“If a Muslim plants a tree or sows seeds, and then a bird, or a person or an animal eats from it, it is regarded as a charitable gift (sadaqah) for him.” (Hadith: Bukhari)
Bene Youth is a weekend Madrassa run by Melbourne based not-for-profit Benevolence Australia which brings together 30 young Aussie Muslims from grades 8-12 each weekend for spiritual nourishment. Each Saturday the students spend time learning the Sunnah and they find nourishment in spiritual and personal development.
The students are also developing environmental consciousness, and in the spirit of cultivation and sustainability, the Bene Youth have literally taken things into their own hands by growing a community garden.
Jessica Swann spoke with Benevolence Australia’s Internal Program’s Manager Sumaya Asvat about the project:
Jessica Swann: It’s not the first thing that comes to mind when you think of a Madrassa, the idea of growing a garden, where did this idea come from?
Sumaya Asvat: The whole idea was to get the Bene Youth cohort to engage with their environment as many young people haven’t had the responsibility of growing a community garden. Every small action that they do can and does make a difference, especially when climate change is so much a part of all of our lives now.
How do they participate in the garden?
We’ve had this garden sitting here for so many years and we haven’t really done anything with it. The whole idea was for them to see it as it was and to hopefully understand over the next few months how important it is to enrich the soil, plant new seedlings and to bear witness to the what happens when you plant seedlings and nurture them. By doing this with their own hands, they will see and feel the results in different ways both environmentally and spiritually.
Bene Youth is a Madrassa, how does a community garden fit into the syllabus?

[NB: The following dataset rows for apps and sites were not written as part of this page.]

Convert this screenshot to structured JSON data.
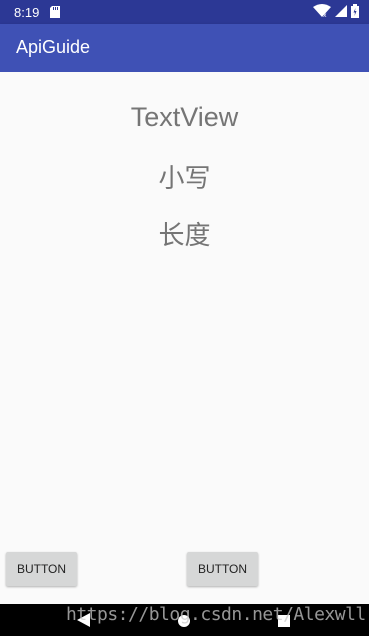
{
  "status_bar": {
    "time": "8:19",
    "icons": [
      "sd-card-icon",
      "wifi-icon",
      "signal-icon",
      "battery-icon"
    ]
  },
  "app_bar": {
    "title": "ApiGuide"
  },
  "content": {
    "text_1": "TextView",
    "text_2": "小写",
    "text_3": "长度"
  },
  "buttons": {
    "left_label": "BUTTON",
    "right_label": "BUTTON"
  },
  "nav_bar": {
    "icons": [
      "back-icon",
      "home-icon",
      "recents-icon"
    ]
  },
  "watermark": {
    "text": "https://blog.csdn.net/Alexwll"
  },
  "colors": {
    "status_bar": "#2c3895",
    "app_bar": "#3f51b5",
    "background": "#fafafa",
    "text_gray": "#757575",
    "button_bg": "#d6d7d7"
  }
}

It’s the idea that everything is connected and holistic. It would be remiss if we were just to teach them rules and regulations and history without tying nature into their everyday lives. But more than that, working with the earth, they have a heightened sense of where they are, the physical space and the reality and beauty of the place of gardens in our Deen. Being able to watch a garden grow has so many connections into the teachings of Islam. For our acts of worship to their garden, it’s all connected.
What’s in the garden?
Our garden coordinator Rawan Zahran made sure we had fruit and vegetables. Bunnings donated everything for us, 30 bags of soil, 10 bags of compost and manure, gloves, tools literally everything as well as beans, peas, carrots, lettuce, herbs, passion fruit and even flowers.
Is there a long-term plan for the garden?
Our plan is to use the produce from the garden to cook with and possibly have a harvest day. We are also working with the Doncaster Church of Christ where they have a retired newly arrived migrant community and we are hoping they will come in as well and cook some of their food with us.
How forthcoming were the students to get into the garden?
At first, some were wondering what they were doing, they wondered if they were going to get gloves and how they would do it. Rawan was very clear in the instructions and explaining to them why and how they were in the garden, they quickly got on board and enjoyed themselves.
How do you feel when you look at the garden?
I hope it creates a sense of ownership for them, that they understand they have had a part in this. Pride as well, when I think of the garden it is so linked to the idea that everything we do can and does make a difference. In this era of social media, it’s hard when you’re that age to understand this idea because you see people doing these great feats but wonder how they make a difference. Literally, when they plant a seed, they can see what happens. It reinforces the idea that everything we do can make a difference.
We are all living close to gardens and also community gardens whether you’re in the hipster-ville inner city or whether you’re in a rural community, what would be your message across Australia when it comes to the importance of this kind of experience?
I think a lot of the time in life we tend to fall into the trap of immediacy, we look at the outcomes of things instead of the process. We are not so good these days with sabr (patience). We think, “I put in such a lot of effort but don’t see much reward or connection” so something like this creates slower more sustainable and meaningful energy and nourishes togetherness in partnership with each other and with the earth. The idea of just being with people in the space we are all sharing is about transferring something special, different, it’s something beautiful, timeless and nourishes the spirit of true sustainability of the mind, body and spirit.